According to James, his first single, “Parachute” is about both relationships and living with autism, referring to it as a mantra about the need to push through challenges and get rid of negativity so you can be your best person. He donated a portion of the proceeds from his 2014 album, Celebrate, to Autism Speaks.
James is still pursuing his music interests, and is currently the lead singer of Quiet Riot.
Arguably the most prolific composer of the classical period, Amadeus Mozart composed more than 600 works, including operas, concertos, and symphonies. The span of his work is remarkable, but what’s even more impressive is that he began exploring his craft at the tender age of four. His parents noted he had a unique ability to learn and remember music. It was said he could learn a piece of music in just a half hour at this age. By the age of six, he began composing, and by the age of eight, he was writing symphonies.

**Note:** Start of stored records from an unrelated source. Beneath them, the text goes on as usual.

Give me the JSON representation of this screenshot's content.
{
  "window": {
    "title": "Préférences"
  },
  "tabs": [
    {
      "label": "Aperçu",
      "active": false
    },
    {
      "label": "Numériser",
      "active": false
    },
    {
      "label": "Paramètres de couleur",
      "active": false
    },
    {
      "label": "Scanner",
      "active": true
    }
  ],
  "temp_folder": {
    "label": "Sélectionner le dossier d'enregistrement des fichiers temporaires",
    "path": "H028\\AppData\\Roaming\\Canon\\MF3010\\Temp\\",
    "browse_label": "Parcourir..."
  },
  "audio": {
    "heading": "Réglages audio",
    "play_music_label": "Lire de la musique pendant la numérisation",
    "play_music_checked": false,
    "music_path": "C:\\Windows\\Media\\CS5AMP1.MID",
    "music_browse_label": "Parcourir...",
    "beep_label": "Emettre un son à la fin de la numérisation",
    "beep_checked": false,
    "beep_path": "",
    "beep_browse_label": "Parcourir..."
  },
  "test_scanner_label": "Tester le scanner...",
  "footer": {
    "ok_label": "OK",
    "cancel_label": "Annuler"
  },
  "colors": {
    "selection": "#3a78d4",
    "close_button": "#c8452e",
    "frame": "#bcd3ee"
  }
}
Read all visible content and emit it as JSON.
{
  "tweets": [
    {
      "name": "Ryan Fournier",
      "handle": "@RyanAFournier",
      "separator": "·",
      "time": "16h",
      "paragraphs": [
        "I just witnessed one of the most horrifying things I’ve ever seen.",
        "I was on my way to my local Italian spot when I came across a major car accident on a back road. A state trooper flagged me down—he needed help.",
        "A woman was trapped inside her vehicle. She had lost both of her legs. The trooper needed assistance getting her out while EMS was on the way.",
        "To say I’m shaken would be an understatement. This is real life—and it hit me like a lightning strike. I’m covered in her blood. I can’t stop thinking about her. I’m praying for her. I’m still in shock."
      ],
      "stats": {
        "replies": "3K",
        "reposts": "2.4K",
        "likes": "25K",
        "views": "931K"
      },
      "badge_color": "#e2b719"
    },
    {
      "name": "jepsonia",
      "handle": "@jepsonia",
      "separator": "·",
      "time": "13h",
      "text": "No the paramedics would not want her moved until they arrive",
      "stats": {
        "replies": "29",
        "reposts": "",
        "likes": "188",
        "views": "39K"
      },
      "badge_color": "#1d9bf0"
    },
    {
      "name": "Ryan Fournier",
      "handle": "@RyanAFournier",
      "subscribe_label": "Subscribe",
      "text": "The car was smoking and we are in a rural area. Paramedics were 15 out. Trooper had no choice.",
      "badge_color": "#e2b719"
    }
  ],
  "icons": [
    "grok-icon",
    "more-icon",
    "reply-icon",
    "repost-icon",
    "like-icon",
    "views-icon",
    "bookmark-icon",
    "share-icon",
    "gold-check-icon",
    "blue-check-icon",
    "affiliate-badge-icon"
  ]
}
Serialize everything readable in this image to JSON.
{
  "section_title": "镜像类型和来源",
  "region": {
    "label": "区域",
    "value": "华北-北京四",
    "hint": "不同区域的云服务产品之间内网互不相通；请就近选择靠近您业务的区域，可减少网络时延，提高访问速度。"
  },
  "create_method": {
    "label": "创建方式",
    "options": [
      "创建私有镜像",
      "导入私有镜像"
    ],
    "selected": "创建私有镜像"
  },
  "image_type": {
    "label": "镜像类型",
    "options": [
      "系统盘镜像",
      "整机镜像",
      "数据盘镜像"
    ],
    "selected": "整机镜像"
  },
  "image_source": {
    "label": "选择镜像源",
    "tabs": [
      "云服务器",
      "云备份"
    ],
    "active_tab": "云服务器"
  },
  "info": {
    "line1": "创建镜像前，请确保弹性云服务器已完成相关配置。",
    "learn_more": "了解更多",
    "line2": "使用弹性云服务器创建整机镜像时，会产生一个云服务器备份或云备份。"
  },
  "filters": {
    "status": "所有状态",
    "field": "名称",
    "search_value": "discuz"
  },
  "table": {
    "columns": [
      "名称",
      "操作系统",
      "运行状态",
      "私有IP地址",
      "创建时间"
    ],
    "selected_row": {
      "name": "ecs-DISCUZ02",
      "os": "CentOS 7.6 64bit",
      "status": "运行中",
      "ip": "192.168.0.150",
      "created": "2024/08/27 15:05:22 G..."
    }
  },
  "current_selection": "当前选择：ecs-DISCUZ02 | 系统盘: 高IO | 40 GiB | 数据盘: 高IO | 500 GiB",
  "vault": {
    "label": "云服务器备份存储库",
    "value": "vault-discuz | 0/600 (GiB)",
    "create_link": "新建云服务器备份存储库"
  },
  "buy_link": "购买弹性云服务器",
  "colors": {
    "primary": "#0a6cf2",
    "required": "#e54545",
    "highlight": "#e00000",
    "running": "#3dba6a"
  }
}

Mozart was a child prodigy, to say the least, possessing a perfect musical memory and an almost god-given ability to read music. His hearing was so delicate that loud sounds would make him physically ill – a telltale indicator of autism spectrum disorder.

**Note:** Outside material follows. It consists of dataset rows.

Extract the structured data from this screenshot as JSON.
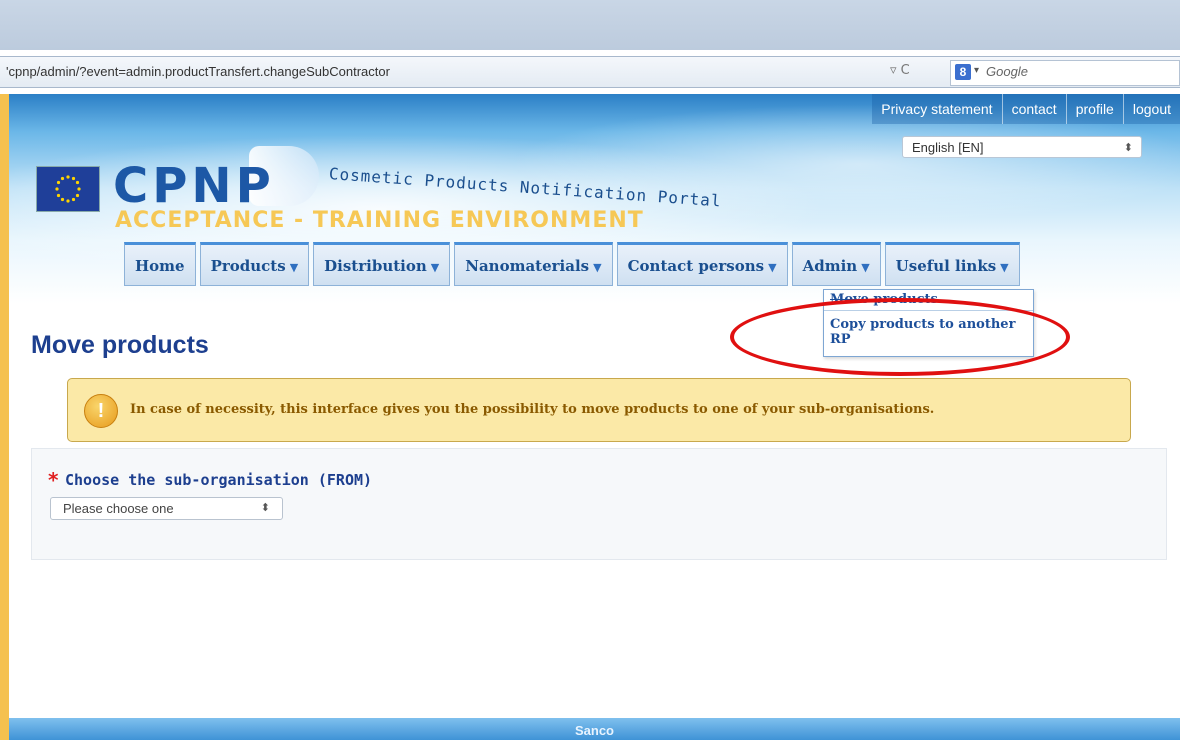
{
  "browser": {
    "url": "'cpnp/admin/?event=admin.productTransfert.changeSubContractor",
    "search_placeholder": "Google",
    "search_engine_icon": "g-plus-icon"
  },
  "header": {
    "top_links": [
      "Privacy statement",
      "contact",
      "profile",
      "logout"
    ],
    "language": "English [EN]",
    "logo_text": "CPNP",
    "tagline": "Cosmetic Products Notification Portal",
    "environment": "ACCEPTANCE - TRAINING ENVIRONMENT"
  },
  "nav": [
    {
      "label": "Home",
      "caret": false
    },
    {
      "label": "Products",
      "caret": true
    },
    {
      "label": "Distribution",
      "caret": true
    },
    {
      "label": "Nanomaterials",
      "caret": true
    },
    {
      "label": "Contact persons",
      "caret": true
    },
    {
      "label": "Admin",
      "caret": true
    },
    {
      "label": "Useful links",
      "caret": true
    }
  ],
  "admin_menu": {
    "items": [
      "Move products",
      "Copy products to another RP"
    ]
  },
  "page": {
    "title": "Move products",
    "alert": "In case of necessity, this interface gives you the possibility to move products to one of your sub-organisations.",
    "field_required_mark": "*",
    "field_label": "Choose the sub-organisation (FROM)",
    "select_value": "Please choose one"
  },
  "footer": {
    "text": "Sanco"
  },
  "colors": {
    "accent": "#1d58a6",
    "highlight": "#e01010",
    "alert_bg": "#fbe9a7"
  }
}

But among these gifts, Mozart was said to display a number of unusual social behaviors. While, of course, autism spectrum disorder was unheard of at the time, many of his behaviors would be dead giveaways now.
He struggled with impulse control and often engaged in dangerous behavior. As Mozart’s sister, Nannerl, put it: “Never, until he died, did he learn to exercise the most elementary forms of self‐control.”
Even his compositions may have indicated difficulties with attention, and many of his musical phrases mirrored his fixation with word repetition. Other reported behaviors included repeated facial expressions, repetitive body motions, and fixations on new things that caught his fancy.
Despite these challenges, it is “Symphony No. 40, 1st Movement ‘Allegro’” and hundreds others that are his legacy, confirming what those who struggle with autism and the people who love them already know: Autism doesn’t define who they are and does not limit what they can achieve.